TEST: A classification violates EP UNLESS found to be necessary to promote a compelling state interest

1. Overview:
v Rule: Suspect classifications are presumptively void and trigger Strict Scrutiny
– Three groups of Suspect Classifications
(1) race
(2) ethnicity (national origin)
(3) lawful resident alienage (people in the country legally)
à All classifications by race or ethnicity trigger strict scrutiny BUT lawful resident alienage is treated separately
Suspect classifications: are classifications that immediately give rise to a presumption of invidious, or wrongful discrimination – discrimination alone is NOT invidious (driving ages)

► Determining when a Statutory Classification is Invidiously Discriminatory
▪ Immutable Traits: Classifications by an immutable trait – a fixed, unchangeable quality like race are dubious.
– When the immutable trait is irrelevant to the legitimate objective it becomes a more suspicious device for classification
▪ History of Purposeful Unequal Treatment: Alone this may not be significant. But when a particular group sharing an immutable trait has received purposefully unequal treatment for a long period of time it is difficult to escape the conclusion that some prejudice is at the heart of the history – applies to the legislature not the average citizen
▪ Perennial lack of access to political power: Mere lack of political power is not the issue (i.e., felons have no political power). The issue is the lack of power coupled w/ a lack of any access to that power (e.g., voting rights).
▪ Rarely if ever relevant to the decision:
▪ Discrete and Insular Minority:

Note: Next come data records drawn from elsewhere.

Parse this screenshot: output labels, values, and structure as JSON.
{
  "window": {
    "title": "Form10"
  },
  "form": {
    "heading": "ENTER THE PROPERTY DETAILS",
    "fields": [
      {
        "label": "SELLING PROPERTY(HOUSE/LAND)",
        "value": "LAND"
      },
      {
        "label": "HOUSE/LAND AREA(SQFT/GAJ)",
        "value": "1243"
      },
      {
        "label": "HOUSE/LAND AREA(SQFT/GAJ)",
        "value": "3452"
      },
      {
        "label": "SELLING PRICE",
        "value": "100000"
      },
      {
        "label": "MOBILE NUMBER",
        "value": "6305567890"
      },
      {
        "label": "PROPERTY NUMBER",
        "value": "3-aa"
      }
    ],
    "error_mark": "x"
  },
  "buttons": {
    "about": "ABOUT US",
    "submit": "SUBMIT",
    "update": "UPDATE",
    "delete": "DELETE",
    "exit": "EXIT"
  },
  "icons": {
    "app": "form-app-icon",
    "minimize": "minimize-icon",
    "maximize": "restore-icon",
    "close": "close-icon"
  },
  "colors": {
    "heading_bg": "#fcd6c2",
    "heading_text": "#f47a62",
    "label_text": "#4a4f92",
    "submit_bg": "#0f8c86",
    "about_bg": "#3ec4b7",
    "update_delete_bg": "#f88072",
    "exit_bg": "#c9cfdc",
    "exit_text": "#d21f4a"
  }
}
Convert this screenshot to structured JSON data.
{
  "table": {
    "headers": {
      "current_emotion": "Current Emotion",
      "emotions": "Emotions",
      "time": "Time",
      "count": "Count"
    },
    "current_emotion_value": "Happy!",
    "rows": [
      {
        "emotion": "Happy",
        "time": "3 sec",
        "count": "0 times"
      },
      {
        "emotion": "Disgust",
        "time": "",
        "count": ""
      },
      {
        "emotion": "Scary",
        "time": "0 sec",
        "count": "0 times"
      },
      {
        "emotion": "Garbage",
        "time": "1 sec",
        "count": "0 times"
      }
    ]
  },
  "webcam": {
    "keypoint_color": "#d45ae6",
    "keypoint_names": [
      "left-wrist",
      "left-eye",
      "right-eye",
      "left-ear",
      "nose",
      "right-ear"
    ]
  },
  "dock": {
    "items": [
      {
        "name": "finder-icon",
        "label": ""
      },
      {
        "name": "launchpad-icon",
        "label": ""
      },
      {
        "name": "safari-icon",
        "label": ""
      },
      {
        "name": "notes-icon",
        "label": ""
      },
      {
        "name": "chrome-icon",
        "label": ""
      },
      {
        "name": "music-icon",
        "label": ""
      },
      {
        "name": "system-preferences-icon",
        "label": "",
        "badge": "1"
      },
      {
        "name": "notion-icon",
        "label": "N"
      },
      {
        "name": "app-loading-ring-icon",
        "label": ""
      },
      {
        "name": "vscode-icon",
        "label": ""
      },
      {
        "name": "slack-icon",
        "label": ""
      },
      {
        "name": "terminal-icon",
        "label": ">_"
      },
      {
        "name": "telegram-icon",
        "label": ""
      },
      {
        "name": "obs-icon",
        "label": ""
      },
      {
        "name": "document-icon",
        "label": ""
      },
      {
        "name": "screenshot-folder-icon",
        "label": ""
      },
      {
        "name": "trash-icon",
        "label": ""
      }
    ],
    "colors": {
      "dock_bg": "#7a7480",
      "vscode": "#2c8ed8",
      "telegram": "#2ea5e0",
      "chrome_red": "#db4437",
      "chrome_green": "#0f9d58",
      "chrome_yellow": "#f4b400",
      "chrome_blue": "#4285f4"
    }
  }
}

ª Korematsu v. U.S:
Facts: All persons of Japanese ancestry were ordered to be excluded from certain “military areas” on the Pacific coast. The exclusionary law was a presidential order in response to Pearl Harbor. Korematsu was tried and convicted for remaining in his home despite the order. Issue: Could race be used as a criterion for curtailing civil rights in a time of grave threats to national security. Held: exclusionary order upheld
à Court applied Strict Scrutiny b/c the exclusionary order classified on the basis of race
▪ compelling interest: prevention of espionage and sabotage for national security
▪ narrowly tailored: Court defers to government’s claim that the order is narrowly tailored by applying to all Japanese on the West Coast
– impossible to sort out loyal from disloyal – must include all (addressing over-inclusiveness)
– Japanese were a greater threat then other WWII immigrants (Germans, Italians) b/c of their dual citizenry and loyalty to emperor
Note: Lanctot thinks the Court applied rational basis under the guise of Strict Scrutiny – Under SS the question of over-inclusiveness would have been harder to overcome (why were children and the elderly included)
Note: Presence of severe danger b/c of war time was the reason this was allowed – Court is more willing to make exceptions during war time